[DATASET RECORDS — start]

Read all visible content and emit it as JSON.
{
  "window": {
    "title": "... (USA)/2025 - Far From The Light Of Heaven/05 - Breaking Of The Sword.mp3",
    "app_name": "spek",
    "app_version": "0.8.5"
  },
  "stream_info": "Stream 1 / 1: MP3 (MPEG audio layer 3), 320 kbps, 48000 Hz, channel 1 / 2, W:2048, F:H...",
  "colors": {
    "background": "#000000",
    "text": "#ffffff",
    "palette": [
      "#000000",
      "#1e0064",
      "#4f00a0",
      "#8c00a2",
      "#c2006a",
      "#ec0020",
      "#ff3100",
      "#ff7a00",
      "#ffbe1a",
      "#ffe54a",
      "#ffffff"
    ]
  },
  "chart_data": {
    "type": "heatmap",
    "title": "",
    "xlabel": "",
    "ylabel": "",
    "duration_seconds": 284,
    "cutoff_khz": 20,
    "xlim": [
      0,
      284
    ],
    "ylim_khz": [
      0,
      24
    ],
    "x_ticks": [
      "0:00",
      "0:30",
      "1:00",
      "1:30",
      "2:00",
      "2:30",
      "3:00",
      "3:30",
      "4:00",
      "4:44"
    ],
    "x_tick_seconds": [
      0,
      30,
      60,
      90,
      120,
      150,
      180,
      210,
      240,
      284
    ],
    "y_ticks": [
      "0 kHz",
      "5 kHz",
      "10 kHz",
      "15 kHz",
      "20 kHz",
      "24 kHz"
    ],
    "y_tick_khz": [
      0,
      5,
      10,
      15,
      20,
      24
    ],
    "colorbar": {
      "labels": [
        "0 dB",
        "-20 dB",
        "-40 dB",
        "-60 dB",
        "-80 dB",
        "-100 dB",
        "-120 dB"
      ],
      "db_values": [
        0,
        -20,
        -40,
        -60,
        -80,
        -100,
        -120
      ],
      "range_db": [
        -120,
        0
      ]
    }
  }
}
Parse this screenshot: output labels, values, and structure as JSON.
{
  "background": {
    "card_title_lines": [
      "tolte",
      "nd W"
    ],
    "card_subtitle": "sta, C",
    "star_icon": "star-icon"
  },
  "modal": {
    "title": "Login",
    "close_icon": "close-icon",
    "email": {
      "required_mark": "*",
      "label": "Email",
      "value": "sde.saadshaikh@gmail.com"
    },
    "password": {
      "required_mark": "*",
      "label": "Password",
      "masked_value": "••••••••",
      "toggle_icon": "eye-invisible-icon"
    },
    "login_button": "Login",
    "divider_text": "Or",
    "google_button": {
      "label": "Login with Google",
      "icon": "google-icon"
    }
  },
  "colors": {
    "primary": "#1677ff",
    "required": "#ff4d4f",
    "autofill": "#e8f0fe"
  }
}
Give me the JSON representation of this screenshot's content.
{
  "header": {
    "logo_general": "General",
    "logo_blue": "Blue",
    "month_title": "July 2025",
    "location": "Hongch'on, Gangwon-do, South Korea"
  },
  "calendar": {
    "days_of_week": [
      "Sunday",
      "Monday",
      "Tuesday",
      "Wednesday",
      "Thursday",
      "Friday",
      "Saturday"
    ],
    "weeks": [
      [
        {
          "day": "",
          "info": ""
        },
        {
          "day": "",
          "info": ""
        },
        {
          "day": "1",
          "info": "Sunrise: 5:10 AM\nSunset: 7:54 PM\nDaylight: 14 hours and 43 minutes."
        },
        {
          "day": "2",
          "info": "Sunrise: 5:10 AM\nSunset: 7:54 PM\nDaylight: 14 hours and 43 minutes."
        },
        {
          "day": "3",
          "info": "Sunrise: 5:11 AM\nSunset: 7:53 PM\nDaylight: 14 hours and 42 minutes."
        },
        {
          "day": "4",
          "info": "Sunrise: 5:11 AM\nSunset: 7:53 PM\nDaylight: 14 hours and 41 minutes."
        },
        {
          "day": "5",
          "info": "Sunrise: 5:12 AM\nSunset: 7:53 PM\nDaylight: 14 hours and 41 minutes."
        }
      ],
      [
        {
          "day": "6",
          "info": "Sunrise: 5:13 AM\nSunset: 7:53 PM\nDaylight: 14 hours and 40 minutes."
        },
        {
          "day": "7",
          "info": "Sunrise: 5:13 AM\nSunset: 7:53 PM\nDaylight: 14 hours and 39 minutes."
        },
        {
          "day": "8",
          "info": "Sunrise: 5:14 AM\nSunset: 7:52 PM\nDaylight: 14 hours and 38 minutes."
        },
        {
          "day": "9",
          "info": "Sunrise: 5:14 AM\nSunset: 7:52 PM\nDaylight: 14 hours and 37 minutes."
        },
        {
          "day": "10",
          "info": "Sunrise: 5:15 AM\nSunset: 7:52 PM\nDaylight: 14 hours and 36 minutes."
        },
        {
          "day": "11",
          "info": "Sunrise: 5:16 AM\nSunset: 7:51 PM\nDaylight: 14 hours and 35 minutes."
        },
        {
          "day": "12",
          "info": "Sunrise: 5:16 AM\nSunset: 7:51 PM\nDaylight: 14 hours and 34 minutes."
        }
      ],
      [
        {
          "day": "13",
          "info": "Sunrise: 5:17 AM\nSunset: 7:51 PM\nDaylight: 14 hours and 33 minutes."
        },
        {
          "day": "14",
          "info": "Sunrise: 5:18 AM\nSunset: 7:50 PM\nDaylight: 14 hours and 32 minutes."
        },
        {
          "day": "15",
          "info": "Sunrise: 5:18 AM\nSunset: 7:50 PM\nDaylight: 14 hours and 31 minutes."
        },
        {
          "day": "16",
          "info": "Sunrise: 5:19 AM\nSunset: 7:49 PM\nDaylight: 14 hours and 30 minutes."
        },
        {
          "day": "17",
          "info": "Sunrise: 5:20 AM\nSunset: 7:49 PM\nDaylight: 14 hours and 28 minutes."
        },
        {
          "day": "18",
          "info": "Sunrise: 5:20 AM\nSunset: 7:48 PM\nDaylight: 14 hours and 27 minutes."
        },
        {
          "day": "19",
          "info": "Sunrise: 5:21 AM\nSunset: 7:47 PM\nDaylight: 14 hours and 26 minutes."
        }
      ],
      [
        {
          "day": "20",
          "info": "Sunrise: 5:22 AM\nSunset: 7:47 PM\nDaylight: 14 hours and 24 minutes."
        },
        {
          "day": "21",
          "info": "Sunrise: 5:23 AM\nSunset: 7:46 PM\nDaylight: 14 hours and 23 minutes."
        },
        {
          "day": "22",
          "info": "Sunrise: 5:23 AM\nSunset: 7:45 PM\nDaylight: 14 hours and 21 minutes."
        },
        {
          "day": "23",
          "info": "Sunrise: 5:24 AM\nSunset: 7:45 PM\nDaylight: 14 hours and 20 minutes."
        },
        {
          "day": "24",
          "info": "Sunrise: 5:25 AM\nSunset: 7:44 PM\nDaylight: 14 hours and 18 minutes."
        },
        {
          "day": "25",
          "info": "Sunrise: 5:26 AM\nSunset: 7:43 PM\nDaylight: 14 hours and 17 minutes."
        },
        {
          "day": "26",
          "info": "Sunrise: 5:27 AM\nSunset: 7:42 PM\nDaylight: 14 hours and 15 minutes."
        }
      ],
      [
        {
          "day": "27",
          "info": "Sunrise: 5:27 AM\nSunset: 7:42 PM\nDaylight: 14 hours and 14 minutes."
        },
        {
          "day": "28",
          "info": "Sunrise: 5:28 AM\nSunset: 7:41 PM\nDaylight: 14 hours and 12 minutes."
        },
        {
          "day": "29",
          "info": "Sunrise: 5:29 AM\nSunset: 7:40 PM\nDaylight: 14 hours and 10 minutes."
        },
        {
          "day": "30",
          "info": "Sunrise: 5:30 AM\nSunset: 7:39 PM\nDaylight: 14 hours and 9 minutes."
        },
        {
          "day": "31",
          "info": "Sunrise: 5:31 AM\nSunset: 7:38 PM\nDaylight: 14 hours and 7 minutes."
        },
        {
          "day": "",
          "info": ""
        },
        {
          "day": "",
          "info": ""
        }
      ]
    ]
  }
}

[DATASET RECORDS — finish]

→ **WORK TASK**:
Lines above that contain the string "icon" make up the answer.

→ **EXERCISE OUTPUT**:
    "star_icon": "star-icon"
    "close_icon": "close-icon",
      "toggle_icon": "eye-invisible-icon"
      "icon": "google-icon"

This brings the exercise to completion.